The benefits of a secondment
Law firms recognise that working in-house with a client or in an overseas office will broaden your knowledge of applying the law in context. So it’s a good idea to take a secondment if you get the chance.
As part of your training contract, you may have the opportunity to work on secondment with a client’s in-house legal team or in one of your firm’s international offices. Both experiences offer a great opportunity to broaden your horizons and gain life experience. They also help you to develop skills that firms value.
Spending up to six months working in-house with a client will help you to understand the law in a business context. As a solicitor, legal knowledge is essential, but as Paul Gascoyne, graduate recruitment manager at Shearman & Sterling, makes clear: “Many of our clients are businesses and we are giving them business advice as well as legal advice.”
Firms view commercial awareness as a vital trait. Jonathan Angell, partner at Dechert, defines this as “thinking about the consequences, the wider issues and the implications from a business perspective, not just a legal perspective”.
Working alongside a client’s in-house lawyers is a great way to experience the business environment. You also gain a broader knowledge of developments within an industry relevant to your firm. As Ian Edwards, partner at Bird & Bird points out: “We at Bird & Bird are very conscious that you can’t give legal advice in a vacuum.”
You will find yourself working with people who are not lawyers and have different knowledge, skills and priorities. Spending time in-house will help you to appreciate the client perspective, the type of advice needed and effective ways to communicate. James Needham, partner at Shoosmiths, feels that a key skill is mastering how to tailor advice in a way that is engaging to the client: “It’s having a regard for how businesses operate and how clients receive advice in a way that they can then apply to their own business.”
As well as developing awareness and communication skills, you also get the chance to build working relationships. When you return to your firm, you can apply the insights and experience gained to help yourself, and your colleagues, work more effectively with clients. As a trainee at Womble Bond Dickinson explains, a secondment is "a great opportunity to learn more about our clients and their needs from an in-house perspective."
If you are training with a firm with a large global presence, you may be offered the opportunity to spend time working in an overseas office. White & Case has 44 offices in 30 countries and encourages all trainees to take up international opportunities. It offers secondments in 13 locations and will match trainees based on preference, location, practice area and availability. Christina Churchman, head of graduate resourcing & development at White & Case, says: “Working abroad will offer a trainee invaluable international experience, working on cross-border matters. They will also gain a deeper understanding of different markets and jurisdictions.”

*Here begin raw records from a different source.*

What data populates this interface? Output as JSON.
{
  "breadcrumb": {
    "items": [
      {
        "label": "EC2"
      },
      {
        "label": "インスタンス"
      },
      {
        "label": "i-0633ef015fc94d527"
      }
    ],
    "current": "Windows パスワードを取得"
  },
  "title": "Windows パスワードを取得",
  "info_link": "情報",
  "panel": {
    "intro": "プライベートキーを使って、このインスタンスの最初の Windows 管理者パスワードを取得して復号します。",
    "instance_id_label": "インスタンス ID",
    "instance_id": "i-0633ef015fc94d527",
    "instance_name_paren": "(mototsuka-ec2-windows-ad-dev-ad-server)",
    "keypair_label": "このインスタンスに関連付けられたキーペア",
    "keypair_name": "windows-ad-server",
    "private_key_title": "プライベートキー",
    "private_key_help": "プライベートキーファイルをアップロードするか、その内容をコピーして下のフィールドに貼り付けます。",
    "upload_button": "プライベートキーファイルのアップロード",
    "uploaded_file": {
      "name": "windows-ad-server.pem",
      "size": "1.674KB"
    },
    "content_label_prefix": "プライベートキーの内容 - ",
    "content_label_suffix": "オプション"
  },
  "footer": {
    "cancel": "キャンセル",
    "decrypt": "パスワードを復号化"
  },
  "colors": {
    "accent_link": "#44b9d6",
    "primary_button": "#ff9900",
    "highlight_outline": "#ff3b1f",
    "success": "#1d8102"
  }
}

Lawyers at international firms often find themselves liaising with colleagues and clients across the world on complex cases involving different national laws. Any insights you gain through a secondment will help your development and benefit your firm. Large global firms will have the most opportunities, but other firms may be able to offer experience with overseas law firms they work with as preferred suppliers.
Working in-house with a client can help you develop commercial awareness, and spending time in an overseas office will improve your understanding of international law. Whichever option you take, you will meet new people from a variety of backgrounds and gain experience that should help you become a better lawyer.